=== Begin Enclosure ===
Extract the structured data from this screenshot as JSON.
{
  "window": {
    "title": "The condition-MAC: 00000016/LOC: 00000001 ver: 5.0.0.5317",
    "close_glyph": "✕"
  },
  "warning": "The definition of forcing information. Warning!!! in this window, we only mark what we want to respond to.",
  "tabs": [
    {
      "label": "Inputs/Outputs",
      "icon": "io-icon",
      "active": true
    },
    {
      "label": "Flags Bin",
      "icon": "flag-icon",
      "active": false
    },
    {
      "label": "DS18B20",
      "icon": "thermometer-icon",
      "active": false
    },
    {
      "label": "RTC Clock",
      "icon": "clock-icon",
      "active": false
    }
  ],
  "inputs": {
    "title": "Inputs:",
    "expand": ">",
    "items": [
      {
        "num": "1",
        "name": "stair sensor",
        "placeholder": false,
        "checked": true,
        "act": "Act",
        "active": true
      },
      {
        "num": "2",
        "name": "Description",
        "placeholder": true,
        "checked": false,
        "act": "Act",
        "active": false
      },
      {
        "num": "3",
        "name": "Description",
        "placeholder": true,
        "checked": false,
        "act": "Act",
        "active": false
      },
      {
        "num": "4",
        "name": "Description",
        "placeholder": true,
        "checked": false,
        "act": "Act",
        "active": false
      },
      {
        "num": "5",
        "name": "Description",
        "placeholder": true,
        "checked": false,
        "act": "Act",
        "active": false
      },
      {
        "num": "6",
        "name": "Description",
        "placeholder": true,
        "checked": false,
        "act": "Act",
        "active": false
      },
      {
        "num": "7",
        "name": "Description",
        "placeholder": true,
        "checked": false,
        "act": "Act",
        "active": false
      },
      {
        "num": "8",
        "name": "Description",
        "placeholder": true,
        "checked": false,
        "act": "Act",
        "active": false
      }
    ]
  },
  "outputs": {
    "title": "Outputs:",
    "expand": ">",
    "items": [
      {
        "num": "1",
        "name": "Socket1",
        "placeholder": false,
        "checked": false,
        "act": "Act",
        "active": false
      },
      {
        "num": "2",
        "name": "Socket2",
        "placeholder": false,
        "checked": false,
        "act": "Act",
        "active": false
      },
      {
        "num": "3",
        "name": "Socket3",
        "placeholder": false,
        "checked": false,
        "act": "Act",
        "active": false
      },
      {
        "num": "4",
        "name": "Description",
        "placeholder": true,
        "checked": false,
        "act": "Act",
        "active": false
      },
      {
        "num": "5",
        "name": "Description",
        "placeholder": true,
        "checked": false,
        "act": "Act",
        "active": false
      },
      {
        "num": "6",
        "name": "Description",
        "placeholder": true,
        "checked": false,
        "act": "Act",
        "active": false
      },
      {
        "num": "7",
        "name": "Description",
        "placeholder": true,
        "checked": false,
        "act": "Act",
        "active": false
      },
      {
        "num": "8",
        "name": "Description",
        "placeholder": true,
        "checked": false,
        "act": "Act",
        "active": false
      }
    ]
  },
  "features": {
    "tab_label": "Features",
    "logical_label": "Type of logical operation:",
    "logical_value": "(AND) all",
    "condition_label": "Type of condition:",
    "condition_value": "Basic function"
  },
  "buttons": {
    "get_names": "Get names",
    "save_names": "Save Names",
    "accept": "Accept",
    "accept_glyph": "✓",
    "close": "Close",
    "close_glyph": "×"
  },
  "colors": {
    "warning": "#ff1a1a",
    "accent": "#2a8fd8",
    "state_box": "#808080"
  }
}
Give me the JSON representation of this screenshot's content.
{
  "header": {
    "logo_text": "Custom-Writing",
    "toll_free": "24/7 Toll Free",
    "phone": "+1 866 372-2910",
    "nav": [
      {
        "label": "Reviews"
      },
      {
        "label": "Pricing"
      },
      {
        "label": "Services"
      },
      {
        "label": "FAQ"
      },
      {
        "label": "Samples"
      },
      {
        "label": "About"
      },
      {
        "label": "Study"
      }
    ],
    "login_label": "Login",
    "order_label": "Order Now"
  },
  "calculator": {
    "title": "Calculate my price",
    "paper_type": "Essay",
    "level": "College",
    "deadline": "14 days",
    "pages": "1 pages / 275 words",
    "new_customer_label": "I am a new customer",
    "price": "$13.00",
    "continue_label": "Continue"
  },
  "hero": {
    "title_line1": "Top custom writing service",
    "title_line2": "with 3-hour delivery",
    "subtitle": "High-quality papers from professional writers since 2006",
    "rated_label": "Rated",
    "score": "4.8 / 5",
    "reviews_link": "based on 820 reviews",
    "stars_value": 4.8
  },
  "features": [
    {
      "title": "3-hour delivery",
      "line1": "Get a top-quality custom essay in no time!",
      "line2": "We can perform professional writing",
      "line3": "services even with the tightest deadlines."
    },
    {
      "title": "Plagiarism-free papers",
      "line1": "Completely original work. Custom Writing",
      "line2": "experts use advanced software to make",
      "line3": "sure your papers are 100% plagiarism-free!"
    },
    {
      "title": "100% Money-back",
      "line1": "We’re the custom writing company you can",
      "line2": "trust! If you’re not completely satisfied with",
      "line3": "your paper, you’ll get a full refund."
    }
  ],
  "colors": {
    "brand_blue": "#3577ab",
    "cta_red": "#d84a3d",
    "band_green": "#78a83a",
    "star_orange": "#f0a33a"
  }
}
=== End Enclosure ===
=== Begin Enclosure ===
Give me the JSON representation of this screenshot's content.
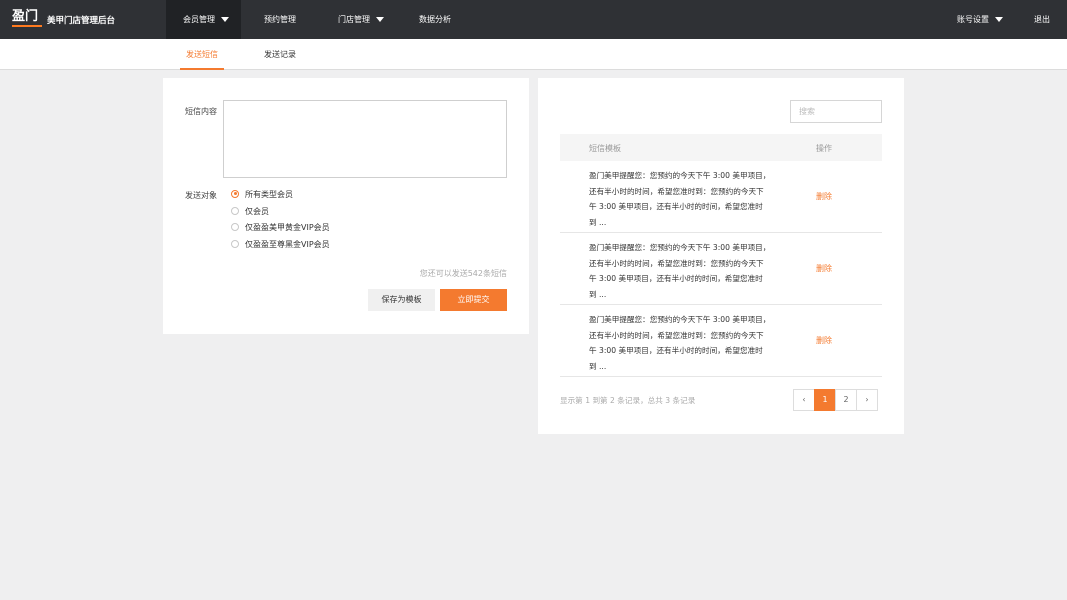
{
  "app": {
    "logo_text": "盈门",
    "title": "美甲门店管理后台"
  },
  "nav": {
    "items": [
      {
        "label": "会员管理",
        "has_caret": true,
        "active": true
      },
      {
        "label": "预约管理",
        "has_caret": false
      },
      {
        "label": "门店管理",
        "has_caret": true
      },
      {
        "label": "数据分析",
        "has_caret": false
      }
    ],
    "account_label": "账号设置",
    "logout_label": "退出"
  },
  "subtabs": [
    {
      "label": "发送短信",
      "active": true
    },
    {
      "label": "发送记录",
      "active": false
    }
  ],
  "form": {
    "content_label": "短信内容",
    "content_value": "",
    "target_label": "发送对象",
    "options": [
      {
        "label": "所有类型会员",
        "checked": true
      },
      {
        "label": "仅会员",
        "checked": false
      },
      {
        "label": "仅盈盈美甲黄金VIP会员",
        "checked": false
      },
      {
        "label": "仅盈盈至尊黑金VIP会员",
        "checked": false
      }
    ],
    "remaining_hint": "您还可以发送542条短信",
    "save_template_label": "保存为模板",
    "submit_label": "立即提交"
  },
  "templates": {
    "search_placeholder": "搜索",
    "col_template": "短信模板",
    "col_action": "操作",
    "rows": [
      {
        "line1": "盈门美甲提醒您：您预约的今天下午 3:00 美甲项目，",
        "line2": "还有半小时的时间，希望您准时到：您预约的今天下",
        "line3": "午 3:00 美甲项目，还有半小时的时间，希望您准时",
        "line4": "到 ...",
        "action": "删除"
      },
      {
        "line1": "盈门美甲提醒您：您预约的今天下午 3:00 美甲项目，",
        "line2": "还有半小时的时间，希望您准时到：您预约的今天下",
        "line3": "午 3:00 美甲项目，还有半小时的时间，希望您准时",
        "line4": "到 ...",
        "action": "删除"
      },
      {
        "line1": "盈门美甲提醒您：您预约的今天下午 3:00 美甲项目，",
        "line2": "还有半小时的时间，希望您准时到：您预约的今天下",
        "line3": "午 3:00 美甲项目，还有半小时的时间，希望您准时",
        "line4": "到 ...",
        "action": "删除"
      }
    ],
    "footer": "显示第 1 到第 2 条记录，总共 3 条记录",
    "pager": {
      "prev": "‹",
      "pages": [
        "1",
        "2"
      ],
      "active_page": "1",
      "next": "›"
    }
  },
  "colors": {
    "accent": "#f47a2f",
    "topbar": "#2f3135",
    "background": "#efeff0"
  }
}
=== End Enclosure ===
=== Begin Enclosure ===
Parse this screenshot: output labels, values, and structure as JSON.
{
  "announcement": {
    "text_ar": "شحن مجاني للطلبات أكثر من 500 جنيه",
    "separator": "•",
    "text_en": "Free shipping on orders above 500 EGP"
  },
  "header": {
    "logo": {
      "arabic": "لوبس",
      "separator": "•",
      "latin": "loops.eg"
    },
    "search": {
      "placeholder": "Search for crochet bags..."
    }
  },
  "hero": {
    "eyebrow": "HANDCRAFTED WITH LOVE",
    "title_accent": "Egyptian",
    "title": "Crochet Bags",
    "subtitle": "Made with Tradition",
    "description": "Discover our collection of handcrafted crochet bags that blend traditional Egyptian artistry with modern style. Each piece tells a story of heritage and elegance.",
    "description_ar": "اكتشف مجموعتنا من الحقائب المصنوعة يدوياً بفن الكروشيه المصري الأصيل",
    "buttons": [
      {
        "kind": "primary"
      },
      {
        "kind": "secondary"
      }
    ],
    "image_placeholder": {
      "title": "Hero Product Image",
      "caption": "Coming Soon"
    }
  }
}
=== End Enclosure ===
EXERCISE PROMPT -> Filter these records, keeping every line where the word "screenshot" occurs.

RESULT BELOW ->
Extract the structured data from this screenshot as JSON.
Give me the JSON representation of this screenshot's content.
Give me the JSON representation of this screenshot's content.
Parse this screenshot: output labels, values, and structure as JSON.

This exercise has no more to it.